- [Source data]:
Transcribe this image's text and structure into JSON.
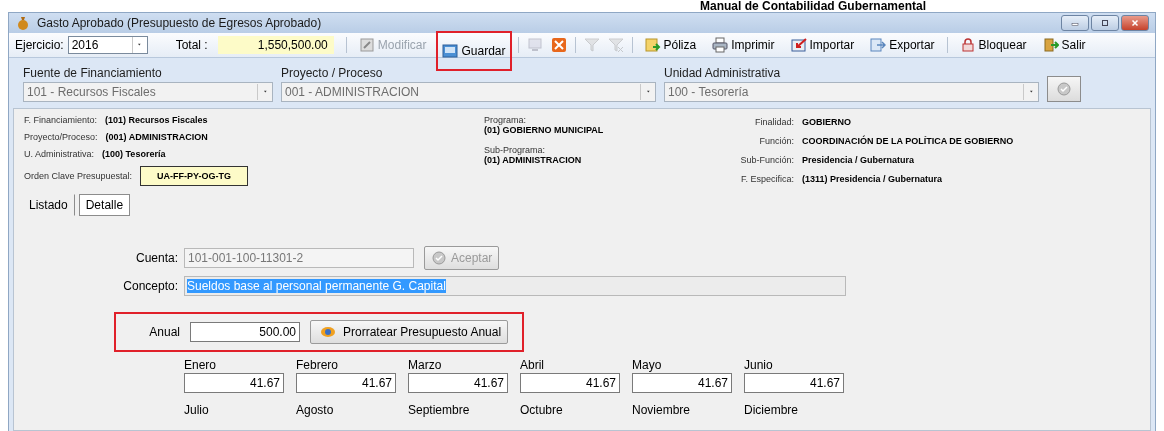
{
  "doc_title": "Manual de Contabilidad Gubernamental",
  "window": {
    "title": "Gasto Aprobado (Presupuesto de Egresos Aprobado)"
  },
  "toolbar": {
    "ejercicio_label": "Ejercicio:",
    "ejercicio": "2016",
    "total_label": "Total :",
    "total": "1,550,500.00",
    "items": [
      {
        "kind": "button",
        "label": "Modificar",
        "disabled": true,
        "highlighted": false
      },
      {
        "kind": "button",
        "label": "Guardar",
        "disabled": false,
        "highlighted": true
      },
      {
        "kind": "separator"
      },
      {
        "kind": "icon",
        "disabled": true
      },
      {
        "kind": "icon",
        "disabled": false
      },
      {
        "kind": "separator"
      },
      {
        "kind": "icon",
        "disabled": true
      },
      {
        "kind": "icon",
        "disabled": true
      },
      {
        "kind": "separator"
      },
      {
        "kind": "button",
        "label": "Póliza",
        "disabled": false,
        "highlighted": false
      },
      {
        "kind": "button",
        "label": "Imprimir",
        "disabled": false,
        "highlighted": false
      },
      {
        "kind": "button",
        "label": "Importar",
        "disabled": false,
        "highlighted": false
      },
      {
        "kind": "button",
        "label": "Exportar",
        "disabled": false,
        "highlighted": false
      },
      {
        "kind": "separator"
      },
      {
        "kind": "button",
        "label": "Bloquear",
        "disabled": false,
        "highlighted": false
      },
      {
        "kind": "button",
        "label": "Salir",
        "disabled": false,
        "highlighted": false
      }
    ]
  },
  "filters": [
    {
      "label": "Fuente de Financiamiento",
      "value": "101 - Recursos Fiscales",
      "disabled": true
    },
    {
      "label": "Proyecto / Proceso",
      "value": "001 - ADMINISTRACION",
      "disabled": true
    },
    {
      "label": "Unidad Administrativa",
      "value": "100 - Tesorería",
      "disabled": true
    }
  ],
  "info": {
    "left": [
      {
        "label": "F. Financiamiento:",
        "value": "(101) Recursos Fiscales"
      },
      {
        "label": "Proyecto/Proceso:",
        "value": "(001) ADMINISTRACION"
      },
      {
        "label": "U. Administrativa:",
        "value": "(100) Tesorería"
      }
    ],
    "clave": {
      "label": "Orden Clave Presupuestal:",
      "value": "UA-FF-PY-OG-TG"
    },
    "middle": [
      {
        "label": "Programa:",
        "value": "(01) GOBIERNO MUNICIPAL"
      },
      {
        "label": "Sub-Programa:",
        "value": "(01) ADMINISTRACION"
      }
    ],
    "right": [
      {
        "label": "Finalidad:",
        "value": "GOBIERNO"
      },
      {
        "label": "Función:",
        "value": "COORDINACIÓN DE LA POLÍTICA DE GOBIERNO"
      },
      {
        "label": "Sub-Función:",
        "value": "Presidencia / Gubernatura"
      },
      {
        "label": "F. Especifica:",
        "value": "(1311) Presidencia / Gubernatura"
      }
    ]
  },
  "tabs": [
    {
      "label": "Listado",
      "selected": false
    },
    {
      "label": "Detalle",
      "selected": true
    }
  ],
  "detail": {
    "cuenta": {
      "label": "Cuenta:",
      "value": "101-001-100-11301-2",
      "disabled": true
    },
    "aceptar": {
      "label": "Aceptar",
      "disabled": true
    },
    "concepto": {
      "label": "Concepto:",
      "value": "Sueldos base al personal permanente G. Capital",
      "selected": true
    },
    "anual": {
      "label": "Anual",
      "value": "500.00",
      "highlighted": true
    },
    "prorratear": {
      "label": "Prorratear Presupuesto Anual"
    },
    "months": [
      {
        "label": "Enero",
        "value": "41.67"
      },
      {
        "label": "Febrero",
        "value": "41.67"
      },
      {
        "label": "Marzo",
        "value": "41.67"
      },
      {
        "label": "Abril",
        "value": "41.67"
      },
      {
        "label": "Mayo",
        "value": "41.67"
      },
      {
        "label": "Junio",
        "value": "41.67"
      }
    ],
    "months_next": [
      {
        "label": "Julio"
      },
      {
        "label": "Agosto"
      },
      {
        "label": "Septiembre"
      },
      {
        "label": "Octubre"
      },
      {
        "label": "Noviembre"
      },
      {
        "label": "Diciembre"
      }
    ]
  }
}
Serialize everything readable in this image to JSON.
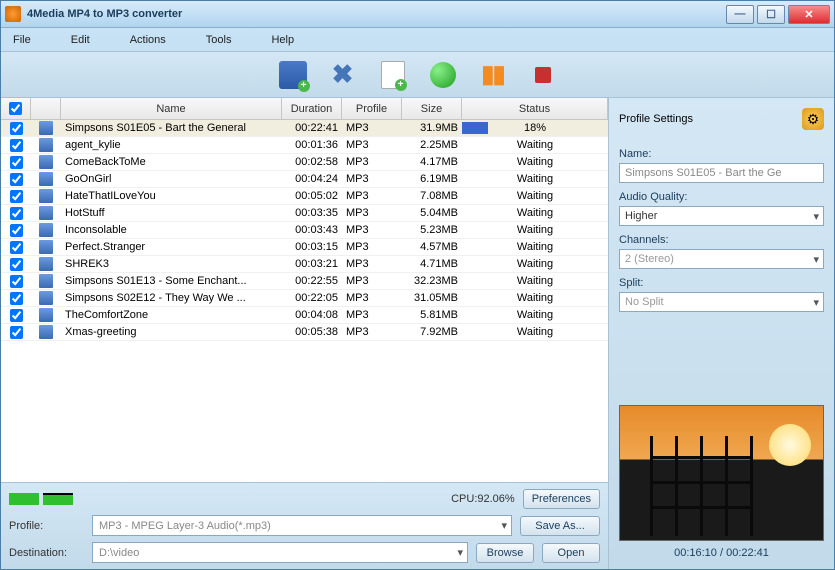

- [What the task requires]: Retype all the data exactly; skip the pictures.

- [Written answer]:
Transcribe this image's text and structure into JSON.
{
  "doc_title": "Manual de Contabilidad Gubernamental",
  "window": {
    "title": "Gasto Aprobado (Presupuesto de Egresos Aprobado)"
  },
  "toolbar": {
    "ejercicio_label": "Ejercicio:",
    "ejercicio": "2016",
    "total_label": "Total :",
    "total": "1,550,500.00",
    "items": [
      {
        "kind": "button",
        "label": "Modificar",
        "disabled": true,
        "highlighted": false
      },
      {
        "kind": "button",
        "label": "Guardar",
        "disabled": false,
        "highlighted": true
      },
      {
        "kind": "separator"
      },
      {
        "kind": "icon",
        "disabled": true
      },
      {
        "kind": "icon",
        "disabled": false
      },
      {
        "kind": "separator"
      },
      {
        "kind": "icon",
        "disabled": true
      },
      {
        "kind": "icon",
        "disabled": true
      },
      {
        "kind": "separator"
      },
      {
        "kind": "button",
        "label": "Póliza",
        "disabled": false,
        "highlighted": false
      },
      {
        "kind": "button",
        "label": "Imprimir",
        "disabled": false,
        "highlighted": false
      },
      {
        "kind": "button",
        "label": "Importar",
        "disabled": false,
        "highlighted": false
      },
      {
        "kind": "button",
        "label": "Exportar",
        "disabled": false,
        "highlighted": false
      },
      {
        "kind": "separator"
      },
      {
        "kind": "button",
        "label": "Bloquear",
        "disabled": false,
        "highlighted": false
      },
      {
        "kind": "button",
        "label": "Salir",
        "disabled": false,
        "highlighted": false
      }
    ]
  },
  "filters": [
    {
      "label": "Fuente de Financiamiento",
      "value": "101 - Recursos Fiscales",
      "disabled": true
    },
    {
      "label": "Proyecto / Proceso",
      "value": "001 - ADMINISTRACION",
      "disabled": true
    },
    {
      "label": "Unidad Administrativa",
      "value": "100 - Tesorería",
      "disabled": true
    }
  ],
  "info": {
    "left": [
      {
        "label": "F. Financiamiento:",
        "value": "(101) Recursos Fiscales"
      },
      {
        "label": "Proyecto/Proceso:",
        "value": "(001) ADMINISTRACION"
      },
      {
        "label": "U. Administrativa:",
        "value": "(100) Tesorería"
      }
    ],
    "clave": {
      "label": "Orden Clave Presupuestal:",
      "value": "UA-FF-PY-OG-TG"
    },
    "middle": [
      {
        "label": "Programa:",
        "value": "(01) GOBIERNO MUNICIPAL"
      },
      {
        "label": "Sub-Programa:",
        "value": "(01) ADMINISTRACION"
      }
    ],
    "right": [
      {
        "label": "Finalidad:",
        "value": "GOBIERNO"
      },
      {
        "label": "Función:",
        "value": "COORDINACIÓN DE LA POLÍTICA DE GOBIERNO"
      },
      {
        "label": "Sub-Función:",
        "value": "Presidencia / Gubernatura"
      },
      {
        "label": "F. Especifica:",
        "value": "(1311) Presidencia / Gubernatura"
      }
    ]
  },
  "tabs": [
    {
      "label": "Listado",
      "selected": false
    },
    {
      "label": "Detalle",
      "selected": true
    }
  ],
  "detail": {
    "cuenta": {
      "label": "Cuenta:",
      "value": "101-001-100-11301-2",
      "disabled": true
    },
    "aceptar": {
      "label": "Aceptar",
      "disabled": true
    },
    "concepto": {
      "label": "Concepto:",
      "value": "Sueldos base al personal permanente G. Capital",
      "selected": true
    },
    "anual": {
      "label": "Anual",
      "value": "500.00",
      "highlighted": true
    },
    "prorratear": {
      "label": "Prorratear Presupuesto Anual"
    },
    "months": [
      {
        "label": "Enero",
        "value": "41.67"
      },
      {
        "label": "Febrero",
        "value": "41.67"
      },
      {
        "label": "Marzo",
        "value": "41.67"
      },
      {
        "label": "Abril",
        "value": "41.67"
      },
      {
        "label": "Mayo",
        "value": "41.67"
      },
      {
        "label": "Junio",
        "value": "41.67"
      }
    ],
    "months_next": [
      {
        "label": "Julio"
      },
      {
        "label": "Agosto"
      },
      {
        "label": "Septiembre"
      },
      {
        "label": "Octubre"
      },
      {
        "label": "Noviembre"
      },
      {
        "label": "Diciembre"
      }
    ]
  }
}
Serialize everything readable in this image to JSON.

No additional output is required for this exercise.